Georgia State Sen. Nikema Williams To Replace Rep. John Lewis On November Ballot
Georgia Democratic Party officials have selected state Sen. Nikema Williams to replace the late U.S. Rep. John Lewis on the November ballot to represent the state's 5th Congressional District.
Williams, who is also chair of the state's Democratic Party, easily secured enough votes Monday to replace Lewis, the towering Democrat and civil rights icon, who died from pancreatic cancer complications on Friday. He was 80.
Lewis had represented the majority-Black and overwhelmingly Democratic district, which includes Atlanta, since 1987.
The vote came the same day that Lewis' colleagues on Capitol Hill honored him with a moment of silence.
"We are all deeply saddened by the loss of our colleague," House Speaker Nancy Pelosi said in a letter addressed to all House members Monday. "All of us who served with John know that he always worked on the side of the angels. Now he is with them. May he rest in peace."
Ahead of the final vote Monday afternoon, Georgia party officials said an executive committee whittled down a list of 131 applicants who answered the party's open call for candidates.
The group of five finalists included Williams, state Rep. Park Cannon, Atlanta City Council member Andre Dickens, former Morehouse College President Robert Franklin and Georgia NAACP President James Woodall.
Williams was thought by many to be the front-runner for the seat. She said ahead of the vote she was abstaining from casting a ballot, which took place over Zoom due to coronavirus safety protocols.
Even with her abstention, she received 37 of a possible 41 total votes, party officials said in a statement afterward. Cannon received two votes and Woodall a single vote.
Democrats faced a tight deadline of Monday afternoon to appoint a replacement nominee for Lewis, who had won the Democratic nomination once again for the seat last month.
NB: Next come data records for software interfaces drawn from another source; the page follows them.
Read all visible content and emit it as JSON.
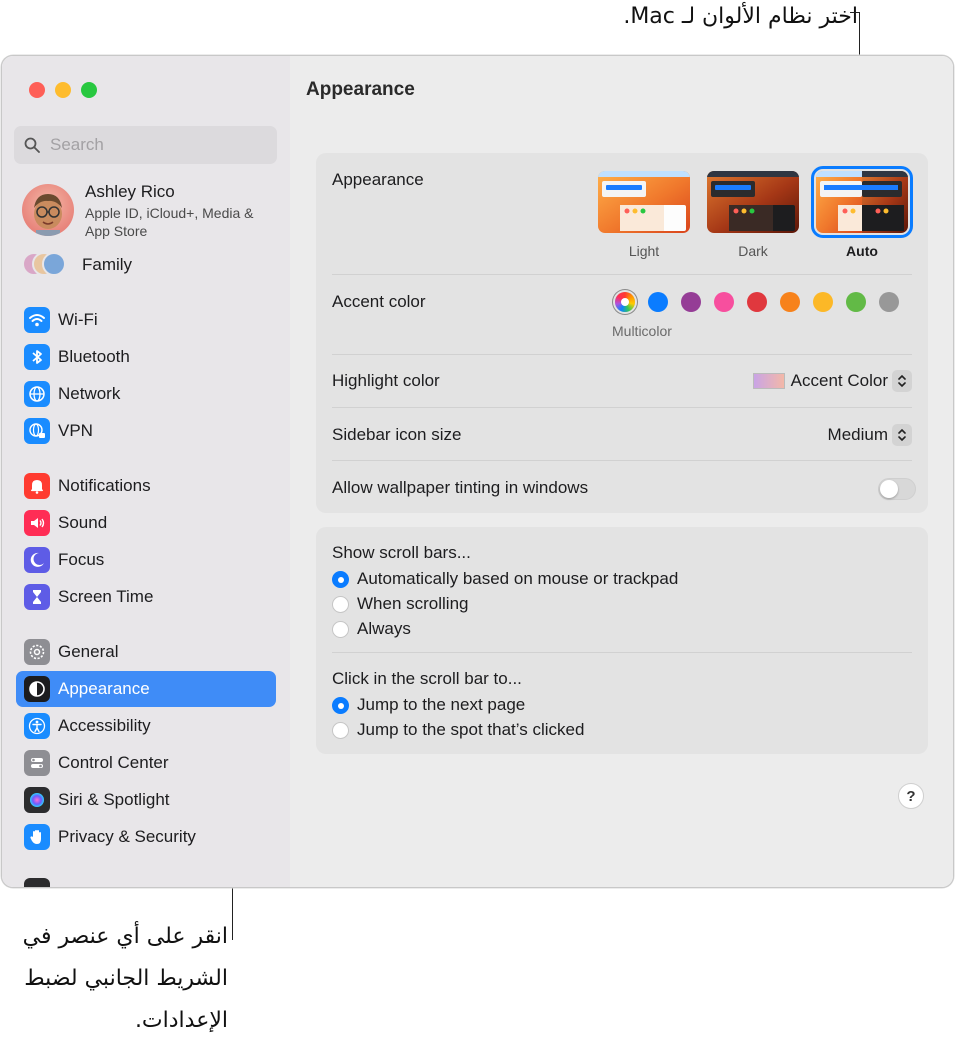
{
  "callouts": {
    "top": "اختر نظام الألوان لـ Mac.",
    "bottom": "انقر على أي عنصر في الشريط الجانبي لضبط الإعدادات."
  },
  "sidebar": {
    "search_placeholder": "Search",
    "account": {
      "name": "Ashley Rico",
      "subtitle": "Apple ID, iCloud+, Media & App Store"
    },
    "family_label": "Family",
    "items": [
      {
        "label": "Wi-Fi",
        "icon": "wifi-icon",
        "color": "#1a8cff"
      },
      {
        "label": "Bluetooth",
        "icon": "bluetooth-icon",
        "color": "#1a8cff"
      },
      {
        "label": "Network",
        "icon": "globe-icon",
        "color": "#1a8cff"
      },
      {
        "label": "VPN",
        "icon": "vpn-globe-icon",
        "color": "#1a8cff"
      },
      {
        "label": "Notifications",
        "icon": "bell-icon",
        "color": "#ff3b30"
      },
      {
        "label": "Sound",
        "icon": "speaker-icon",
        "color": "#ff2d55"
      },
      {
        "label": "Focus",
        "icon": "moon-icon",
        "color": "#5e5ce6"
      },
      {
        "label": "Screen Time",
        "icon": "hourglass-icon",
        "color": "#5e5ce6"
      },
      {
        "label": "General",
        "icon": "gear-icon",
        "color": "#8e8e93"
      },
      {
        "label": "Appearance",
        "icon": "appearance-icon",
        "color": "#1c1c1e"
      },
      {
        "label": "Accessibility",
        "icon": "accessibility-icon",
        "color": "#1a8cff"
      },
      {
        "label": "Control Center",
        "icon": "switches-icon",
        "color": "#8e8e93"
      },
      {
        "label": "Siri & Spotlight",
        "icon": "siri-icon",
        "color": "#2c2c2e"
      },
      {
        "label": "Privacy & Security",
        "icon": "hand-icon",
        "color": "#1a8cff"
      }
    ]
  },
  "content": {
    "title": "Appearance",
    "appearance": {
      "label": "Appearance",
      "options": [
        "Light",
        "Dark",
        "Auto"
      ],
      "selected": "Auto"
    },
    "accent": {
      "label": "Accent color",
      "colors": [
        "multicolor",
        "#0a7cff",
        "#953d96",
        "#f74f9e",
        "#e0383e",
        "#f7821b",
        "#fcb827",
        "#62ba46",
        "#989898"
      ],
      "selected_label": "Multicolor"
    },
    "highlight": {
      "label": "Highlight color",
      "value": "Accent Color"
    },
    "sidebar_icon_size": {
      "label": "Sidebar icon size",
      "value": "Medium"
    },
    "wallpaper_tinting": {
      "label": "Allow wallpaper tinting in windows",
      "enabled": false
    },
    "scroll_bars": {
      "label": "Show scroll bars...",
      "options": [
        "Automatically based on mouse or trackpad",
        "When scrolling",
        "Always"
      ],
      "selected": 0
    },
    "click_scroll": {
      "label": "Click in the scroll bar to...",
      "options": [
        "Jump to the next page",
        "Jump to the spot that’s clicked"
      ],
      "selected": 0
    },
    "help": "?"
  }
}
Williams will face GOP nominee Angela Stanton-King, a reality TV star and author whom President Trump pardoned for her role in a car theft ring.
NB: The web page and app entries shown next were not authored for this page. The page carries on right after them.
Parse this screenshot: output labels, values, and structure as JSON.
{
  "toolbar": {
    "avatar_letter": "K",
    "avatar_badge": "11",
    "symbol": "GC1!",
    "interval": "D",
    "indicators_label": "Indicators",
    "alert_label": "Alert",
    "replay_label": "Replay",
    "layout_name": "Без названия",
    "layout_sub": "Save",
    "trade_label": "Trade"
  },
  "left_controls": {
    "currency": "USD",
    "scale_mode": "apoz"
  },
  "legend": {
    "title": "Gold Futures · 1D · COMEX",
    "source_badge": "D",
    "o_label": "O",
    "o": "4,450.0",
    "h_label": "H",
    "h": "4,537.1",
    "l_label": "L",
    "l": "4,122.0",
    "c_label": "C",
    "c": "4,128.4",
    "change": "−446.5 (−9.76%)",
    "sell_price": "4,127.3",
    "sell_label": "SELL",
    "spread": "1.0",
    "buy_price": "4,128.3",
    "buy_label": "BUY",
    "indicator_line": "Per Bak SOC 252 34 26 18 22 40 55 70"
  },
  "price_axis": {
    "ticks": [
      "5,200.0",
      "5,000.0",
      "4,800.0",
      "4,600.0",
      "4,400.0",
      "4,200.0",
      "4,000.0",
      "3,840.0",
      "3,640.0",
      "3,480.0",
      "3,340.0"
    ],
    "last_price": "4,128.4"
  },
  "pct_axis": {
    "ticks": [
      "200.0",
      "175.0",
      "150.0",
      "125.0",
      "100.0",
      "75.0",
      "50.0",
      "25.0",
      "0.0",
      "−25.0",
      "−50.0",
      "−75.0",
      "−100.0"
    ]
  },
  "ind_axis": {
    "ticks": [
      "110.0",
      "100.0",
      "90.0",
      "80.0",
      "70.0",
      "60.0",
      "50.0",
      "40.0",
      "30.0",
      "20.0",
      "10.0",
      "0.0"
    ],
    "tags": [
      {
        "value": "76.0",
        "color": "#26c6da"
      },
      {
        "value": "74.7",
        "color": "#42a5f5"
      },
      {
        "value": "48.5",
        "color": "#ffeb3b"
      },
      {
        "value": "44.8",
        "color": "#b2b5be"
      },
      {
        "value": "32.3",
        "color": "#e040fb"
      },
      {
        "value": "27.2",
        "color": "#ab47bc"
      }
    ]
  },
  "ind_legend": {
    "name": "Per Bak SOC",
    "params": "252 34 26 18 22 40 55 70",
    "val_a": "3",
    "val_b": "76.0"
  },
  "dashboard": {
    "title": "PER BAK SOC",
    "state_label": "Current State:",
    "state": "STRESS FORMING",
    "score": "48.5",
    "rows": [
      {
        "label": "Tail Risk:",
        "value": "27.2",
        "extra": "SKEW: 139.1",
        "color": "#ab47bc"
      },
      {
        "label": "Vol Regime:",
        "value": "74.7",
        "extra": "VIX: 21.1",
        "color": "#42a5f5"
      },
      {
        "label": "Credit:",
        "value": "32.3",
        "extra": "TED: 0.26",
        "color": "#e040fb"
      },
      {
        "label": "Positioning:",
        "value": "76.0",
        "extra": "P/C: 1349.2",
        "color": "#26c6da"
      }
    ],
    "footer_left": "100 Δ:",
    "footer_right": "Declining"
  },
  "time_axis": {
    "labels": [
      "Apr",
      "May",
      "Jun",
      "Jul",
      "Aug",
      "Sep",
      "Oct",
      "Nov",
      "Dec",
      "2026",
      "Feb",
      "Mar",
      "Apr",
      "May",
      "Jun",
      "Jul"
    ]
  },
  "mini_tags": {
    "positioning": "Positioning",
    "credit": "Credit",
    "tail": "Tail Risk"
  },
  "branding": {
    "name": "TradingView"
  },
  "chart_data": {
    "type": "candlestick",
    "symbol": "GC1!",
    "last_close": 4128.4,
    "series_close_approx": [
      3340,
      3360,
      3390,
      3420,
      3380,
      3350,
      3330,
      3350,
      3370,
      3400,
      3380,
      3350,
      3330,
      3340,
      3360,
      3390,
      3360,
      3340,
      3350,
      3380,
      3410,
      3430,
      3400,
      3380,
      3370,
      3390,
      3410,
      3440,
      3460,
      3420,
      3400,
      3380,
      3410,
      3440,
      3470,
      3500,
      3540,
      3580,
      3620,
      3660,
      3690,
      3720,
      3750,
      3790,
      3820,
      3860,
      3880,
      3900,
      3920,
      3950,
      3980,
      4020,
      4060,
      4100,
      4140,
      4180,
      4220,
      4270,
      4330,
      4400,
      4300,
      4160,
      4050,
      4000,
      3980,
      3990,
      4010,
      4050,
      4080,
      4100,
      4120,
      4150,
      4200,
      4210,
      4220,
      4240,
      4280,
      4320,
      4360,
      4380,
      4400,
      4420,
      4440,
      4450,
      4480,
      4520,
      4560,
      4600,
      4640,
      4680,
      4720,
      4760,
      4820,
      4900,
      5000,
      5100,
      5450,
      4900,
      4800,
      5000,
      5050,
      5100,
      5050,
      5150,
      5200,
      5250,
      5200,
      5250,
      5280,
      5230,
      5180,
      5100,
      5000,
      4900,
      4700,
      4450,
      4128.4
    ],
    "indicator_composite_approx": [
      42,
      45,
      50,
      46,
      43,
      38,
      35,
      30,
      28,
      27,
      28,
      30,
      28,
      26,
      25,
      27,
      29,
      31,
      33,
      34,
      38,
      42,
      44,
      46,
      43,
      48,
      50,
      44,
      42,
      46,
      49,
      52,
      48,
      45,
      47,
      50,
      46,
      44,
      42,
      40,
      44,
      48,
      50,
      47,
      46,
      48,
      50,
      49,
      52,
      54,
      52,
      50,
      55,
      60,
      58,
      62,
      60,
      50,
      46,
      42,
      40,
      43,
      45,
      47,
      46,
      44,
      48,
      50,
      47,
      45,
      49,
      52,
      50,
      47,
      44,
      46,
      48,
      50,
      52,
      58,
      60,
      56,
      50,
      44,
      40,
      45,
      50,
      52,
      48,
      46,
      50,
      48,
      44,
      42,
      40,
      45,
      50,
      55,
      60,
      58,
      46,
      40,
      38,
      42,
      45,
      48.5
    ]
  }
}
The Democratic Party of Georgia was given until 4:30 p.m. to inform the state of its plans, according to a statement on the secretary of state's website.
"As our state mourns the loss of a great Georgian, the law demands that we move quickly to elect the next representative from the 5th Congressional District," Georgia Secretary of State Brad Raffensperger said.
"Congressman Lewis played a pivotal role in our nation's history to ensure access to the ballot box, and voters can honor his legacy by participating in our democracy as they decide who should represent them in Congress," he added.
The statement also said that Gov. Brian Kemp, a Republican, will call a special election to fill the remainder of Lewis' term, which expires in January.
The special election must be called within the first 10 days of the vacancy, and the election must be 30 days after that, according to the statement.